There are a few good reasons to watch Vikas Bahl’s latest film Queen, but the most persuasive of those can be stated in two words – Kangana Ranaut.
Queen is a touching and entertaining film with some very nice performances, and Ranaut is the clear star here- often funny, almost always goofy and eternally charming.
We meet the Rani (Kangana Ranaut) a couple of days before her wedding to Vijay (Rajkummar Rao), and see her being ditched by him on some flimsy pretext. I suppose you can’t expect much more from a man whose nickname for the love of his life is the English translation of her name.
Rani then decides to go on her honeymoon trip all alone to Europe and see all the places she had hoped to with Vijay. There is no great novelty in how the plot goes from there – the mishaps, the newly discovered freedom, and those oh-so-hot Europeans, but I found myself surprisingly interested in Rani’s escapades. Her first European companion is the Spanish-French-Indian Vijayalakshmi (Lisa Haydon) whose slightly-less-than-fully-clad appearance on a video-chat session with Rani’s parents causes much testosterone flow among Rani’s teenage brother and retired father.
As you know it will, Rani struggles, but adapts to (with the help of some good alcohol) this new, strange environment and meets, as confirmed by the generally appreciative hoots in the theatre, very good looking men and women. You almost want to be jealous of the carefree life she discovers, but it’s hard to begrudge her- you really want a happy ending for these types.
At some level, I find it disturbing how easily you find Hindi speaking Westerners in films. I found out to my relief that the three European/Japanese friends she makes, do not speak Hindi because they once spent a summer in Goa. The chemistry between the trio and Rani is quite palpable, and that makes for great viewing.
There is a brief moment at the end where we think Rani almost goes back to the Delhi life she left behind to go see the world – the one with kitty parties and cooking and three kids- and almost want to jump out of your seat in protest, because we have become attached to who she is, and who she can become. She abandons her old life for good – sorry about the spoiler- but really, you know that this kind of a girl- an original- doesn’t deserve that kind of shallowness in her life.

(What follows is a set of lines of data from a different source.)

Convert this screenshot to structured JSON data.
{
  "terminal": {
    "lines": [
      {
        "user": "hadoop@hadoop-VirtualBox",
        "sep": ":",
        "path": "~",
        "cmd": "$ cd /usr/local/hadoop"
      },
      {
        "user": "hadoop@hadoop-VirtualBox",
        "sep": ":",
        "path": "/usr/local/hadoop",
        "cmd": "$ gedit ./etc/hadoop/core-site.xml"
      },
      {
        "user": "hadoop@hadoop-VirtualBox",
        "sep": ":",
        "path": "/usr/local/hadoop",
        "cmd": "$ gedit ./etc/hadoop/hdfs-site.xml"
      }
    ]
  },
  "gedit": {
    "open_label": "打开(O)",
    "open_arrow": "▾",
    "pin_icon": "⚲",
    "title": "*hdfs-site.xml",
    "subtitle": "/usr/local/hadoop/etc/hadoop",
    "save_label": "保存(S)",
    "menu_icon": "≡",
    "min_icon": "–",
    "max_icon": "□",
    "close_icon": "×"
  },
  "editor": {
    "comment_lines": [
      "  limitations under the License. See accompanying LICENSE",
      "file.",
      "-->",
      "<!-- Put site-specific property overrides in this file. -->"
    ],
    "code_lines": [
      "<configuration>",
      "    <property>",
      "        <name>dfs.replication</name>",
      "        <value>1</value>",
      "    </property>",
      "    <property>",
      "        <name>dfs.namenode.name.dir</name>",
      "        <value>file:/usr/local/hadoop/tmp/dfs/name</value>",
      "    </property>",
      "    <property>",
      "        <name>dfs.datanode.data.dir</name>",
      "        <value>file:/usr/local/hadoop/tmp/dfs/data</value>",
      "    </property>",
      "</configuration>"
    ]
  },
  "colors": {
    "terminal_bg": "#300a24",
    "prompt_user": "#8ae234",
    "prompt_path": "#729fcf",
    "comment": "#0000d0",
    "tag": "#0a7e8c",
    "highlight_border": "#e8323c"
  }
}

Too many films try to make a statement about women and freedom – the disappointing Highway comes to mind- but Queen just about manages to walk the line, and that, primarily, is down to its lead actor. Is there something dramatically new with what the film has to say? No, not really. It’s a coming of age story that just dresses up a lot of old things in fancy Europe. But that’s the thing about good acting- it compels you to watch, drags your brain, screaming and kicking, into paying attention to it. That’s what Ranaut did to me- she charmed me into being happy about watching Queen, and at the end, although I came to the sudden realization that there was nothing inordinately special, I found myself cheering on for Rani, and revelling in her small victories. And that, for me at least, is the hallmark of good acting.
A special word of appreciation to Rajkummar Rao here – I’ve rarely seen a more complete performance from an actor in the role of a- for lack of a better word- dickhead. At no point does he come off looking anything less than a self-obsessed bastard. It was an absolute pleasure hating his character – that’s how good he is.
And when you find yourself caring for and hating figments of someone’s imagination, you know the movie was worth it.